- [RECORDS FOR THIS EXERCISE]:

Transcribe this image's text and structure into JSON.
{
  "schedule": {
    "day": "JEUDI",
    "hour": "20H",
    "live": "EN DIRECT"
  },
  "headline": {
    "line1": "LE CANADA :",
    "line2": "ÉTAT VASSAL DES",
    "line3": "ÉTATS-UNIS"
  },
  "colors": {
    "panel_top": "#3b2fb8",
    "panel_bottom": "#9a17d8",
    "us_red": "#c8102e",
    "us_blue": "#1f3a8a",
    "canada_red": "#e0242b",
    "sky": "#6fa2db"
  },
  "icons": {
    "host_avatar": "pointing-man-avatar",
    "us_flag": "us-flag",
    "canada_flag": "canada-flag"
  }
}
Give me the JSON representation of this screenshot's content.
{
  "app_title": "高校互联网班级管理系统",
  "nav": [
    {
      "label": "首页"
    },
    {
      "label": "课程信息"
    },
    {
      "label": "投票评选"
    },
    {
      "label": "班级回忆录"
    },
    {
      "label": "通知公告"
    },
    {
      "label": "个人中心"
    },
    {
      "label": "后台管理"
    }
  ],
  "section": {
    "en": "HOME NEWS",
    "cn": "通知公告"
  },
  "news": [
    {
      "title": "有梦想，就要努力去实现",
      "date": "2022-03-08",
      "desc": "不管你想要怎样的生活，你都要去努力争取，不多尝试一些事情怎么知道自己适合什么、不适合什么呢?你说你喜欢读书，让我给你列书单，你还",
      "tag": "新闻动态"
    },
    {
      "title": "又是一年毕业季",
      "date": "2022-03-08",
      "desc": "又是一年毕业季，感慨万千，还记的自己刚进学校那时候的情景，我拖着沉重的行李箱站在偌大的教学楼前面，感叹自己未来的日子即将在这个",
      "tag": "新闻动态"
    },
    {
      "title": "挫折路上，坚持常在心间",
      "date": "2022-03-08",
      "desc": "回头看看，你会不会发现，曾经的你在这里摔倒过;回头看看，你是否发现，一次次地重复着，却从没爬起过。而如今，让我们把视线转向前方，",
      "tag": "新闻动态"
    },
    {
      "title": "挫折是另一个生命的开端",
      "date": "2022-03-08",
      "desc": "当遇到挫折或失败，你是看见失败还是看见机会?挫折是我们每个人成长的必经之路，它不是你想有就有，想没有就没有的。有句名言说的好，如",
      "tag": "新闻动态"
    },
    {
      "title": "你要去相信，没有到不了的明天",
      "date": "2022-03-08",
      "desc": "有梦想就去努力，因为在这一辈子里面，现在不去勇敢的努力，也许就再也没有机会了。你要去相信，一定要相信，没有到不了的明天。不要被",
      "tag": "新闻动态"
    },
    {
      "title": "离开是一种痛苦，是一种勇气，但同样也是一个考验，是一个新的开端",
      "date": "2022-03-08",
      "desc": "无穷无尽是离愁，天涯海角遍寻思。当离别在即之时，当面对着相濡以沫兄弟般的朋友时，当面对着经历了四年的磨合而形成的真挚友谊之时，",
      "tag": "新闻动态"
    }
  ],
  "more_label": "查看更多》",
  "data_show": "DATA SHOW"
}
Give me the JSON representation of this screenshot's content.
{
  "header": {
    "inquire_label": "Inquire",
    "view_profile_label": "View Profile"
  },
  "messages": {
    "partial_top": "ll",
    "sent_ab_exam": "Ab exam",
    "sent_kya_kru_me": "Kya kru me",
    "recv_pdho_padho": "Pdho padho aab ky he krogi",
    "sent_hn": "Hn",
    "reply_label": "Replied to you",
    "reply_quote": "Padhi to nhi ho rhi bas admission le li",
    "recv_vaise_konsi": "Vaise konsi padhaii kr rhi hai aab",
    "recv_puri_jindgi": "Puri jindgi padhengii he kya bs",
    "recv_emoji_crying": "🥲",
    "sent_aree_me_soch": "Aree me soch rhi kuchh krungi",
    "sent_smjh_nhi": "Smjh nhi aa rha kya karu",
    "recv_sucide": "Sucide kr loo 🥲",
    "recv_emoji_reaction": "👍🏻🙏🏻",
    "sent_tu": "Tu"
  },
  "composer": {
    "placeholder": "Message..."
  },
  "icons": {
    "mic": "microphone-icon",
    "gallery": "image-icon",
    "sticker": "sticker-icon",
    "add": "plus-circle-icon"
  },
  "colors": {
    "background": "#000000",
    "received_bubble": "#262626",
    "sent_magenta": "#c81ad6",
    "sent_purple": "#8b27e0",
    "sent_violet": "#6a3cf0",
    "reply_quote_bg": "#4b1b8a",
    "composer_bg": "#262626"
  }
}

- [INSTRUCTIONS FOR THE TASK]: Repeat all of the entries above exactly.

- [OUTPUT OF THE EXERCISE]:
Transcribe this image's text and structure into JSON.
{
  "schedule": {
    "day": "JEUDI",
    "hour": "20H",
    "live": "EN DIRECT"
  },
  "headline": {
    "line1": "LE CANADA :",
    "line2": "ÉTAT VASSAL DES",
    "line3": "ÉTATS-UNIS"
  },
  "colors": {
    "panel_top": "#3b2fb8",
    "panel_bottom": "#9a17d8",
    "us_red": "#c8102e",
    "us_blue": "#1f3a8a",
    "canada_red": "#e0242b",
    "sky": "#6fa2db"
  },
  "icons": {
    "host_avatar": "pointing-man-avatar",
    "us_flag": "us-flag",
    "canada_flag": "canada-flag"
  }
}
Give me the JSON representation of this screenshot's content.
{
  "app_title": "高校互联网班级管理系统",
  "nav": [
    {
      "label": "首页"
    },
    {
      "label": "课程信息"
    },
    {
      "label": "投票评选"
    },
    {
      "label": "班级回忆录"
    },
    {
      "label": "通知公告"
    },
    {
      "label": "个人中心"
    },
    {
      "label": "后台管理"
    }
  ],
  "section": {
    "en": "HOME NEWS",
    "cn": "通知公告"
  },
  "news": [
    {
      "title": "有梦想，就要努力去实现",
      "date": "2022-03-08",
      "desc": "不管你想要怎样的生活，你都要去努力争取，不多尝试一些事情怎么知道自己适合什么、不适合什么呢?你说你喜欢读书，让我给你列书单，你还",
      "tag": "新闻动态"
    },
    {
      "title": "又是一年毕业季",
      "date": "2022-03-08",
      "desc": "又是一年毕业季，感慨万千，还记的自己刚进学校那时候的情景，我拖着沉重的行李箱站在偌大的教学楼前面，感叹自己未来的日子即将在这个",
      "tag": "新闻动态"
    },
    {
      "title": "挫折路上，坚持常在心间",
      "date": "2022-03-08",
      "desc": "回头看看，你会不会发现，曾经的你在这里摔倒过;回头看看，你是否发现，一次次地重复着，却从没爬起过。而如今，让我们把视线转向前方，",
      "tag": "新闻动态"
    },
    {
      "title": "挫折是另一个生命的开端",
      "date": "2022-03-08",
      "desc": "当遇到挫折或失败，你是看见失败还是看见机会?挫折是我们每个人成长的必经之路，它不是你想有就有，想没有就没有的。有句名言说的好，如",
      "tag": "新闻动态"
    },
    {
      "title": "你要去相信，没有到不了的明天",
      "date": "2022-03-08",
      "desc": "有梦想就去努力，因为在这一辈子里面，现在不去勇敢的努力，也许就再也没有机会了。你要去相信，一定要相信，没有到不了的明天。不要被",
      "tag": "新闻动态"
    },
    {
      "title": "离开是一种痛苦，是一种勇气，但同样也是一个考验，是一个新的开端",
      "date": "2022-03-08",
      "desc": "无穷无尽是离愁，天涯海角遍寻思。当离别在即之时，当面对着相濡以沫兄弟般的朋友时，当面对着经历了四年的磨合而形成的真挚友谊之时，",
      "tag": "新闻动态"
    }
  ],
  "more_label": "查看更多》",
  "data_show": "DATA SHOW"
}
Give me the JSON representation of this screenshot's content.
{
  "header": {
    "inquire_label": "Inquire",
    "view_profile_label": "View Profile"
  },
  "messages": {
    "partial_top": "ll",
    "sent_ab_exam": "Ab exam",
    "sent_kya_kru_me": "Kya kru me",
    "recv_pdho_padho": "Pdho padho aab ky he krogi",
    "sent_hn": "Hn",
    "reply_label": "Replied to you",
    "reply_quote": "Padhi to nhi ho rhi bas admission le li",
    "recv_vaise_konsi": "Vaise konsi padhaii kr rhi hai aab",
    "recv_puri_jindgi": "Puri jindgi padhengii he kya bs",
    "recv_emoji_crying": "🥲",
    "sent_aree_me_soch": "Aree me soch rhi kuchh krungi",
    "sent_smjh_nhi": "Smjh nhi aa rha kya karu",
    "recv_sucide": "Sucide kr loo 🥲",
    "recv_emoji_reaction": "👍🏻🙏🏻",
    "sent_tu": "Tu"
  },
  "composer": {
    "placeholder": "Message..."
  },
  "icons": {
    "mic": "microphone-icon",
    "gallery": "image-icon",
    "sticker": "sticker-icon",
    "add": "plus-circle-icon"
  },
  "colors": {
    "background": "#000000",
    "received_bubble": "#262626",
    "sent_magenta": "#c81ad6",
    "sent_purple": "#8b27e0",
    "sent_violet": "#6a3cf0",
    "reply_quote_bg": "#4b1b8a",
    "composer_bg": "#262626"
  }
}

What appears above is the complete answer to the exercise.